- _Brief_: Please restate the data word for word, in full.

[[ Dataset content open ]]

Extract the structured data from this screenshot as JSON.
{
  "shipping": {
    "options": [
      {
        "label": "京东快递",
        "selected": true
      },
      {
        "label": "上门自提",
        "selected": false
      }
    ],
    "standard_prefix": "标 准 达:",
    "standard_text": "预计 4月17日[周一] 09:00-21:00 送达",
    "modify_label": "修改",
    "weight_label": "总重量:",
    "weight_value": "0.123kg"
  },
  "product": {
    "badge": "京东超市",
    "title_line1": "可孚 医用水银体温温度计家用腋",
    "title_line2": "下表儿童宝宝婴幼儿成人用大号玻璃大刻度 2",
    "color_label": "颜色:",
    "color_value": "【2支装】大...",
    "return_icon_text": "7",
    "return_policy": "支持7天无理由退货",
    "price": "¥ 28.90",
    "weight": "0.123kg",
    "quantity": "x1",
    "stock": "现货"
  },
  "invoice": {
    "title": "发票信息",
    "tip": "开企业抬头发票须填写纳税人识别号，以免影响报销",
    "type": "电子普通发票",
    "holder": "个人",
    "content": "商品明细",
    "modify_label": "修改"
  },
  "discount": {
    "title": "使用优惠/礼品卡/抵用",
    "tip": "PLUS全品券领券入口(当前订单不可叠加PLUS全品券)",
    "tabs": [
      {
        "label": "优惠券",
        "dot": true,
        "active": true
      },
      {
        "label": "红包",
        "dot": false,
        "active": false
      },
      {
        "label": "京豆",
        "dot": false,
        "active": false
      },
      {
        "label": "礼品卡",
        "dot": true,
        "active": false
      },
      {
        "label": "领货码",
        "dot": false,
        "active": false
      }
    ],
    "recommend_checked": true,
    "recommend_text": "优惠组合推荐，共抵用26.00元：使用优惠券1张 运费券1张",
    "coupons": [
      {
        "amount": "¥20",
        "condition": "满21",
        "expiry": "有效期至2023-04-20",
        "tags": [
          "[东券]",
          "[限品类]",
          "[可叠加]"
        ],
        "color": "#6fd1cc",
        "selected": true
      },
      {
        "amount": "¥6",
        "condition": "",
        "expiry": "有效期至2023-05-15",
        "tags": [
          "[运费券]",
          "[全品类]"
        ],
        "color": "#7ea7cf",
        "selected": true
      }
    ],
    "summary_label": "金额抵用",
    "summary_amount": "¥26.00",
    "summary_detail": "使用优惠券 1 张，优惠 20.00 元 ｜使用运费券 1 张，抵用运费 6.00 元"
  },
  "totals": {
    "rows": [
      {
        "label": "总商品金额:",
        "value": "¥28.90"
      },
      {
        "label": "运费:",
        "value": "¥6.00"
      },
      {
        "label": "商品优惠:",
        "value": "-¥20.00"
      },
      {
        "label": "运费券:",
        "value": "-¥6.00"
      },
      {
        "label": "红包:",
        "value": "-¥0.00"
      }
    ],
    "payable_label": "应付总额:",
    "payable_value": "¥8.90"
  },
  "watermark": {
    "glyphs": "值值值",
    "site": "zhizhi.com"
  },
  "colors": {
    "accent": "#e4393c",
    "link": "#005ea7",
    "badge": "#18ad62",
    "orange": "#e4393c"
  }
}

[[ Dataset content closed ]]

- _Task answer_:
Extract the structured data from this screenshot as JSON.
{
  "shipping": {
    "options": [
      {
        "label": "京东快递",
        "selected": true
      },
      {
        "label": "上门自提",
        "selected": false
      }
    ],
    "standard_prefix": "标 准 达:",
    "standard_text": "预计 4月17日[周一] 09:00-21:00 送达",
    "modify_label": "修改",
    "weight_label": "总重量:",
    "weight_value": "0.123kg"
  },
  "product": {
    "badge": "京东超市",
    "title_line1": "可孚 医用水银体温温度计家用腋",
    "title_line2": "下表儿童宝宝婴幼儿成人用大号玻璃大刻度 2",
    "color_label": "颜色:",
    "color_value": "【2支装】大...",
    "return_icon_text": "7",
    "return_policy": "支持7天无理由退货",
    "price": "¥ 28.90",
    "weight": "0.123kg",
    "quantity": "x1",
    "stock": "现货"
  },
  "invoice": {
    "title": "发票信息",
    "tip": "开企业抬头发票须填写纳税人识别号，以免影响报销",
    "type": "电子普通发票",
    "holder": "个人",
    "content": "商品明细",
    "modify_label": "修改"
  },
  "discount": {
    "title": "使用优惠/礼品卡/抵用",
    "tip": "PLUS全品券领券入口(当前订单不可叠加PLUS全品券)",
    "tabs": [
      {
        "label": "优惠券",
        "dot": true,
        "active": true
      },
      {
        "label": "红包",
        "dot": false,
        "active": false
      },
      {
        "label": "京豆",
        "dot": false,
        "active": false
      },
      {
        "label": "礼品卡",
        "dot": true,
        "active": false
      },
      {
        "label": "领货码",
        "dot": false,
        "active": false
      }
    ],
    "recommend_checked": true,
    "recommend_text": "优惠组合推荐，共抵用26.00元：使用优惠券1张 运费券1张",
    "coupons": [
      {
        "amount": "¥20",
        "condition": "满21",
        "expiry": "有效期至2023-04-20",
        "tags": [
          "[东券]",
          "[限品类]",
          "[可叠加]"
        ],
        "color": "#6fd1cc",
        "selected": true
      },
      {
        "amount": "¥6",
        "condition": "",
        "expiry": "有效期至2023-05-15",
        "tags": [
          "[运费券]",
          "[全品类]"
        ],
        "color": "#7ea7cf",
        "selected": true
      }
    ],
    "summary_label": "金额抵用",
    "summary_amount": "¥26.00",
    "summary_detail": "使用优惠券 1 张，优惠 20.00 元 ｜使用运费券 1 张，抵用运费 6.00 元"
  },
  "totals": {
    "rows": [
      {
        "label": "总商品金额:",
        "value": "¥28.90"
      },
      {
        "label": "运费:",
        "value": "¥6.00"
      },
      {
        "label": "商品优惠:",
        "value": "-¥20.00"
      },
      {
        "label": "运费券:",
        "value": "-¥6.00"
      },
      {
        "label": "红包:",
        "value": "-¥0.00"
      }
    ],
    "payable_label": "应付总额:",
    "payable_value": "¥8.90"
  },
  "watermark": {
    "glyphs": "值值值",
    "site": "zhizhi.com"
  },
  "colors": {
    "accent": "#e4393c",
    "link": "#005ea7",
    "badge": "#18ad62",
    "orange": "#e4393c"
  }
}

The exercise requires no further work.